My Journey as an Ed Tech Entrepreneur — By Heather Hiles

December 1, 2016
Guest Post by Heather Hiles, Founder of Pathbrite

I recently spent time with a cohort of ed tech entrepreneurs supported by NewSchools Venture Fund through their NewSchools Ignite accelerator.  My friends at NewSchools asked me and a couple of other entrepreneurs to spend some time having “real talk” about what it takes to raise capital, get exposure for a product and ultimately create something that has value in the marketplace.  I sold my company, Pathbrite, about a year ago, and many of the lessons I’ve learned are still fresh.
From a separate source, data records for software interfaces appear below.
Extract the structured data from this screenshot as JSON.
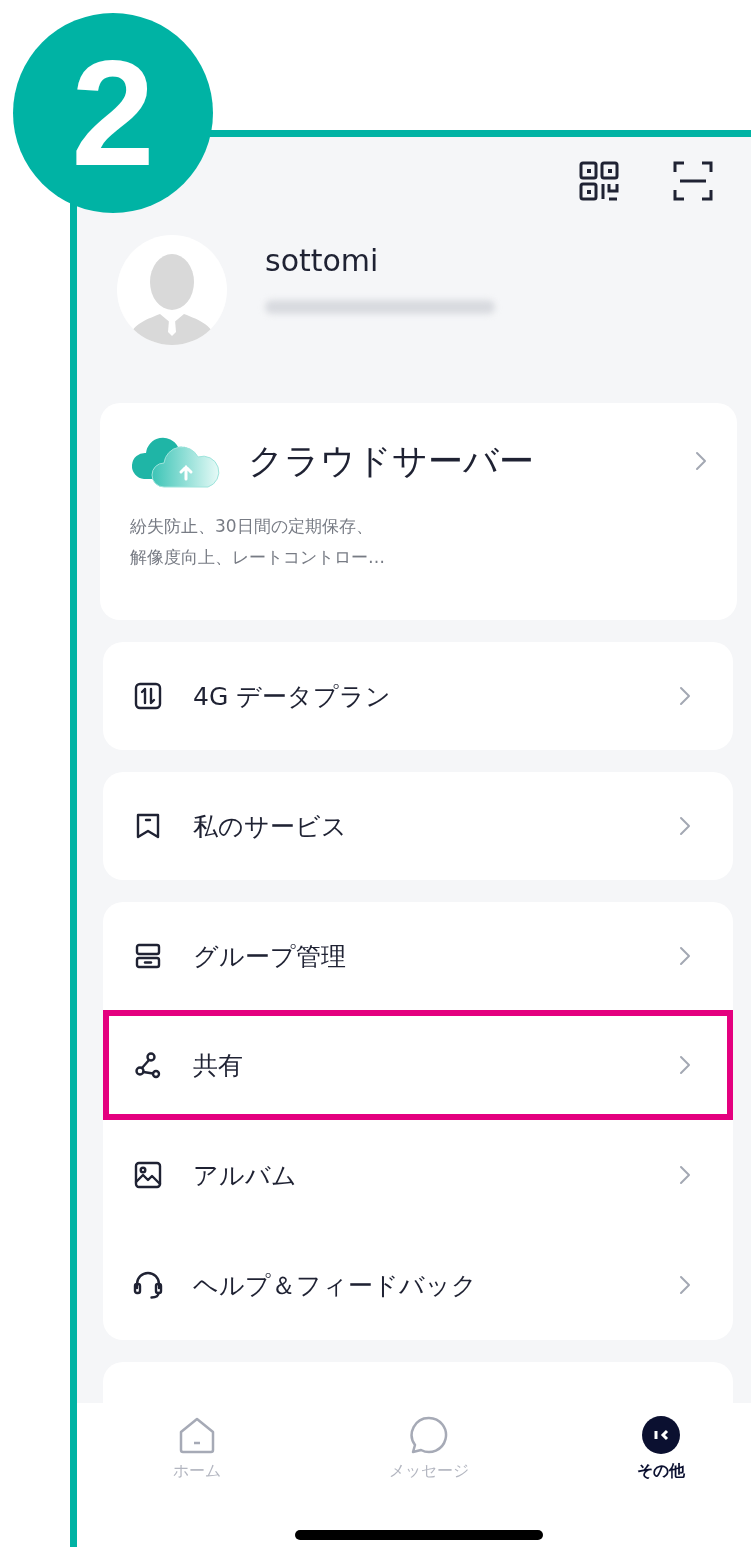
{
  "step_badge": "2",
  "profile": {
    "name": "sottomi"
  },
  "cloud_card": {
    "title": "クラウドサーバー",
    "description_lines": [
      "紛失防止、30日間の定期保存、",
      "解像度向上、レートコントロー…"
    ]
  },
  "cards": [
    {
      "rows": [
        {
          "label": "4G データプラン",
          "highlighted": false
        }
      ]
    },
    {
      "rows": [
        {
          "label": "私のサービス",
          "highlighted": false
        }
      ]
    },
    {
      "rows": [
        {
          "label": "グループ管理",
          "highlighted": false
        },
        {
          "label": "共有",
          "highlighted": true
        },
        {
          "label": "アルバム",
          "highlighted": false
        },
        {
          "label": "ヘルプ＆フィードバック",
          "highlighted": false
        }
      ]
    }
  ],
  "tab_bar": [
    {
      "label": "ホーム",
      "selected": false
    },
    {
      "label": "メッセージ",
      "selected": false
    },
    {
      "label": "その他",
      "selected": true
    }
  ]
}
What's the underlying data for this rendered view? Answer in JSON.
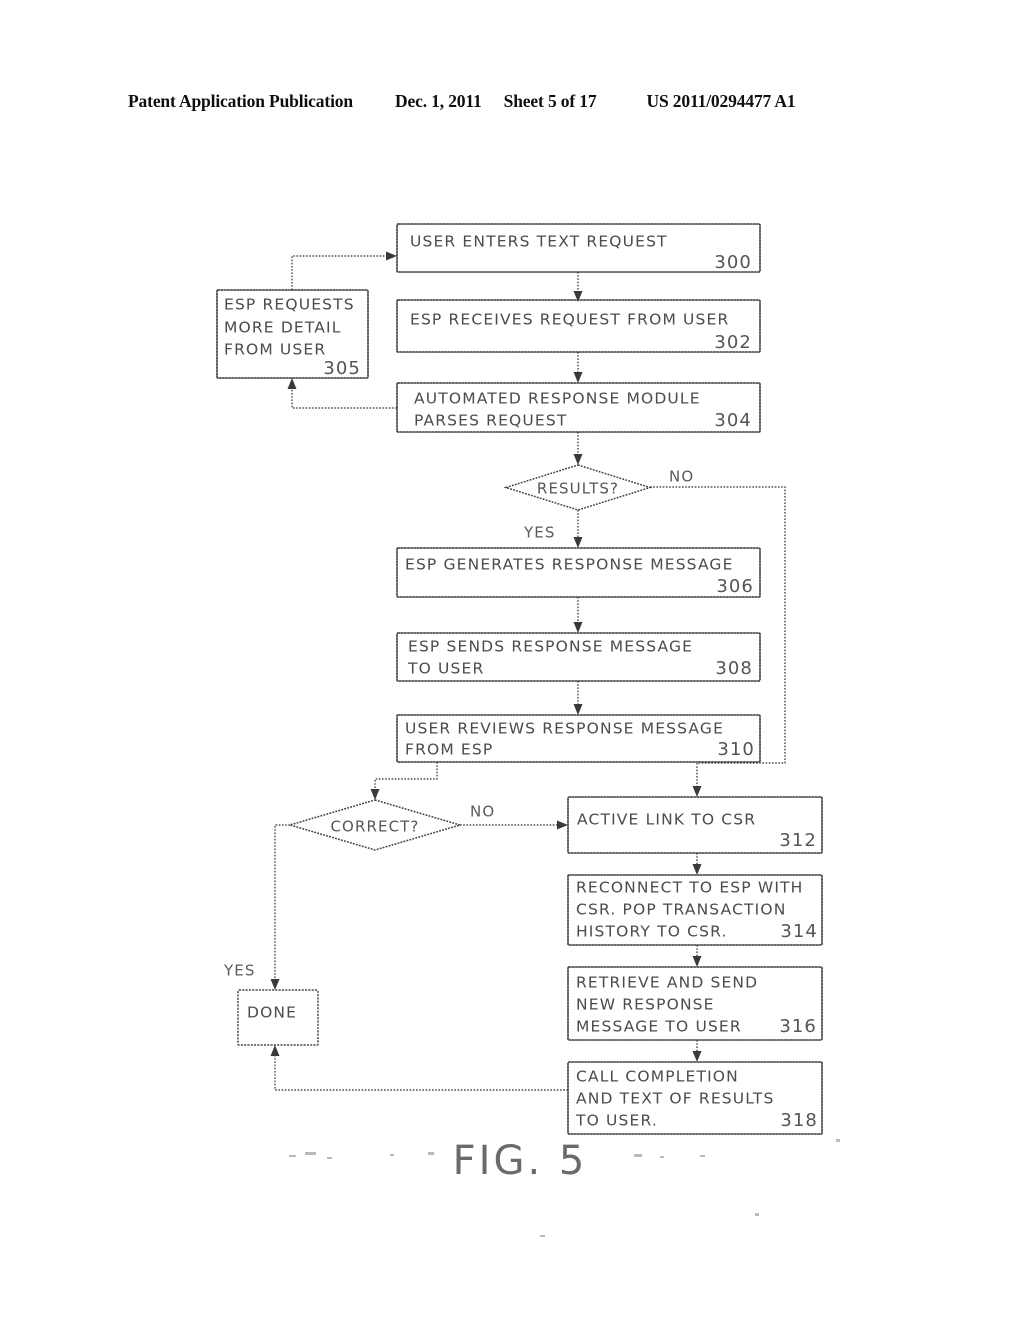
{
  "header": {
    "publication": "Patent Application Publication",
    "date": "Dec. 1, 2011",
    "sheet": "Sheet 5 of 17",
    "patent_number": "US 2011/0294477 A1"
  },
  "figure": {
    "caption": "FIG.  5",
    "nodes": [
      {
        "id": "300",
        "type": "process",
        "ref": "300",
        "lines": [
          "USER  ENTERS  TEXT  REQUEST"
        ]
      },
      {
        "id": "305",
        "type": "process",
        "ref": "305",
        "lines": [
          "ESP  REQUESTS",
          "MORE  DETAIL",
          "FROM  USER"
        ]
      },
      {
        "id": "302",
        "type": "process",
        "ref": "302",
        "lines": [
          "ESP  RECEIVES  REQUEST  FROM  USER"
        ]
      },
      {
        "id": "304",
        "type": "process",
        "ref": "304",
        "lines": [
          "AUTOMATED  RESPONSE  MODULE",
          "PARSES  REQUEST"
        ]
      },
      {
        "id": "results",
        "type": "decision",
        "label": "RESULTS?"
      },
      {
        "id": "306",
        "type": "process",
        "ref": "306",
        "lines": [
          "ESP  GENERATES  RESPONSE  MESSAGE"
        ]
      },
      {
        "id": "308",
        "type": "process",
        "ref": "308",
        "lines": [
          "ESP  SENDS  RESPONSE  MESSAGE",
          "TO  USER"
        ]
      },
      {
        "id": "310",
        "type": "process",
        "ref": "310",
        "lines": [
          "USER  REVIEWS  RESPONSE  MESSAGE",
          "FROM  ESP"
        ]
      },
      {
        "id": "correct",
        "type": "decision",
        "label": "CORRECT?"
      },
      {
        "id": "312",
        "type": "process",
        "ref": "312",
        "lines": [
          "ACTIVE  LINK  TO  CSR"
        ]
      },
      {
        "id": "314",
        "type": "process",
        "ref": "314",
        "lines": [
          "RECONNECT  TO  ESP  WITH",
          "CSR.   POP  TRANSACTION",
          "HISTORY  TO  CSR."
        ]
      },
      {
        "id": "316",
        "type": "process",
        "ref": "316",
        "lines": [
          "RETRIEVE  AND  SEND",
          "NEW  RESPONSE",
          "MESSAGE  TO  USER"
        ]
      },
      {
        "id": "318",
        "type": "process",
        "ref": "318",
        "lines": [
          "CALL  COMPLETION",
          "AND  TEXT  OF  RESULTS",
          "TO  USER."
        ]
      },
      {
        "id": "done",
        "type": "terminal",
        "lines": [
          "DONE"
        ]
      }
    ],
    "edge_labels": {
      "results_no": "NO",
      "results_yes": "YES",
      "correct_no": "NO",
      "correct_yes": "YES"
    }
  }
}
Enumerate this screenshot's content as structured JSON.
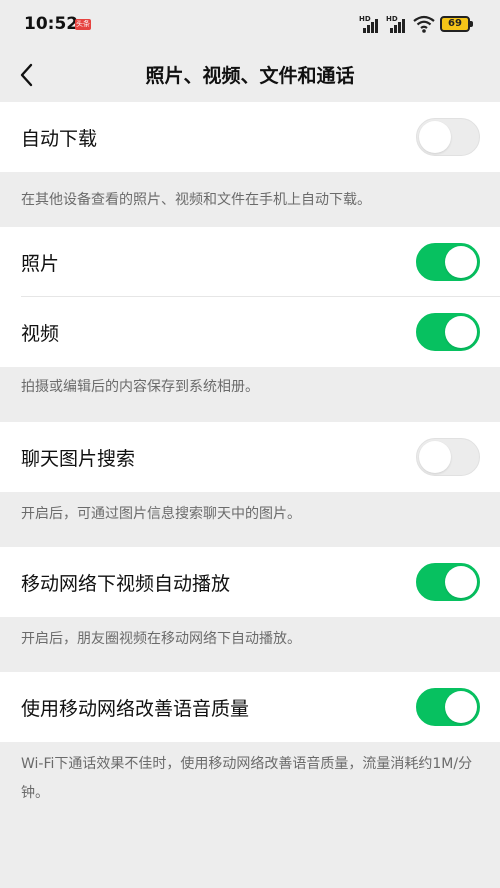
{
  "status_bar": {
    "time": "10:52",
    "notification_badge": "头条",
    "signal1_label": "HD",
    "signal2_label": "HD",
    "battery": "69"
  },
  "nav": {
    "title": "照片、视频、文件和通话"
  },
  "settings": [
    {
      "label": "自动下载",
      "on": false
    },
    {
      "label": "照片",
      "on": true
    },
    {
      "label": "视频",
      "on": true
    },
    {
      "label": "聊天图片搜索",
      "on": false
    },
    {
      "label": "移动网络下视频自动播放",
      "on": true
    },
    {
      "label": "使用移动网络改善语音质量",
      "on": true
    }
  ],
  "notes": {
    "auto_download": "在其他设备查看的照片、视频和文件在手机上自动下载。",
    "photo_video": "拍摄或编辑后的内容保存到系统相册。",
    "image_search": "开启后，可通过图片信息搜索聊天中的图片。",
    "autoplay": "开启后，朋友圈视频在移动网络下自动播放。",
    "voice_quality": "Wi-Fi下通话效果不佳时，使用移动网络改善语音质量，流量消耗约1M/分钟。"
  },
  "colors": {
    "accent_green": "#07c160",
    "toggle_off": "#ececec",
    "background": "#ededed"
  }
}
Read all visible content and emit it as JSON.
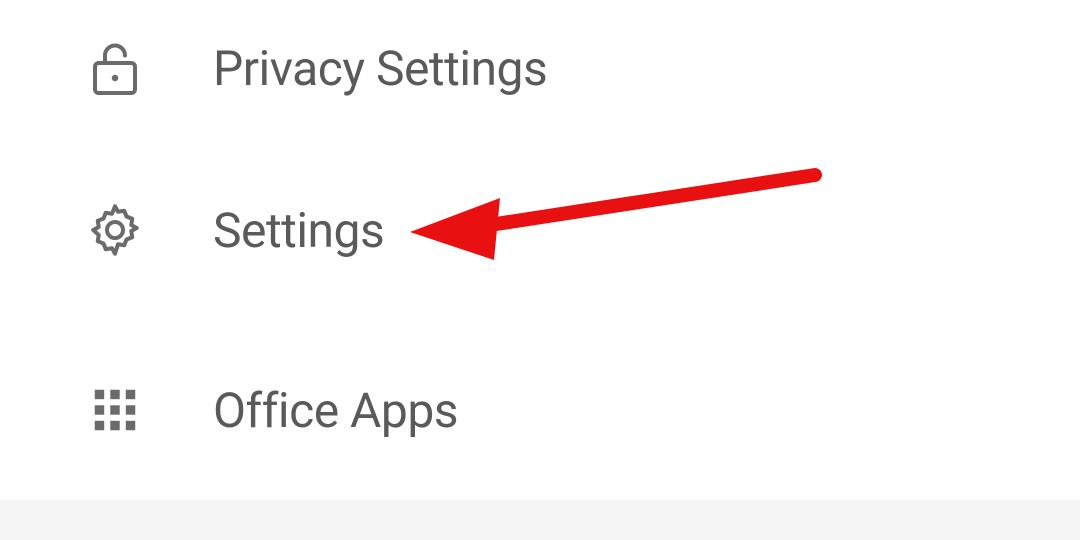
{
  "menu": {
    "items": [
      {
        "label": "Privacy Settings"
      },
      {
        "label": "Settings"
      },
      {
        "label": "Office Apps"
      }
    ]
  },
  "annotation": {
    "target": "settings",
    "color": "#e81010"
  }
}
So, as I looked out into the audience, a lot of thoughts ran through my mind.  Among other things, I was struck by the diversity of the group.  I don’t think I’ve ever seen so many women and people of color in an accelerator cohort.  Kudos to NewSchools for that.  I have first-hand knowledge of how hard it is to start an ed tech company as a black woman, and that’s why it’s so important for me to share what I’ve learned.

First of all, education is a really hard sector.  Just think of all the millions of people who have tried, and the billions of dollars already spent on solving the mystery of how to make education work better for more students. This is not only a high calling, it’s a very hard thing to figure out.

It’s also rather difficult to raise funds for an ed tech company. Most of the money in education comes from government, but those dollars don’t provide a lot of room for innovation.  The next largest source of revenue in education is philanthropy – which can be an amazing resource, but can also distort the market by picking winners or promoting silver-bullet solutions prematurely.  And, VCs are the toughest.  Most entrepreneurs have no direct connection to get a meeting, and even when there is interest, the entrepreneur has to be careful that the VC isn’t trying to take the company in a direction they don’t intend.

But, even with all the challenges of starting an ed tech company, there are still – fortunately – a lot of optimistic people who believe in the power of new concepts, products and resources in education. They believe it’s possible to create pathways and provide opportunities through their new ideas.  That makes me excited, because there is still so much to do to provide every student with what they need to be successful in school.

Last month, when I met this new crop of early-stage entrepreneurs funded by NewSchools – full of passion and great ideas – it gave me reason for hope.  Here are some of the pearls of wisdom that I and the other seasoned entrepreneurs shared with the group about finding the funding they need to build their companies:

  • Choose your investors carefully, and be sure that you and your investors are aligned on the future of the venture. It’s a rare company of any type that has a path to becoming a billion-dollar company.  And, that’s what VCs are looking for.
  • Take the time to talk with other entrepreneurs who have been funded by your potential investor.  They can provide incredible information about what it’s like to enter into an agreement with that investor.
  • Remember that foundations are a possibility. NewSchools is an example of a funder that provides investments to for-profit as well as not-for profit companies.  And, they don’t take an equity stake.
  • Program-Related Investments (PRIs) are also an option for foundation funding. So, even if you’re a more established for-profit company, you might still be able to get significant foundation funding in the form of a PRI.
  • Some start-ups may be better suited to be non-profits. Foundation dollars don’t have the same strings as VC money…and your company won’t be beholden to a VC-driven outcome.  It is often much easier to be mission-focused as a non-profit.
  • Don’t get hung up on valuation in the early stages. In fact, err on the low side of valuation…you don’t want investors getting itchy early on because they think they won’t make their return.
  • Learn how to stand, not kneel when asking for money. Be sure to frame your company’s story in a way that highlights its strength.  Fundraise against impact, rather than a budget.  Also have an earned income model.
  • Under-promise and over-deliver. If you are conservative in your projections, you are more likely to exceed expectations and look like a stronger investment in your next round.
  • You have to learn from your customers – teachers, students, and administrators – and go where they are. Be willing to be flexible with your business model, if the market is suggesting you take another path.  This can help with raising funds.
  • You should always be working on a Plan B, whether that’s a new revenue stream, new members of your board or new investors. You’ll need it.

If you’re thinking about being an ed tech entrepreneur yourself, maybe these tips will helpful to you, too.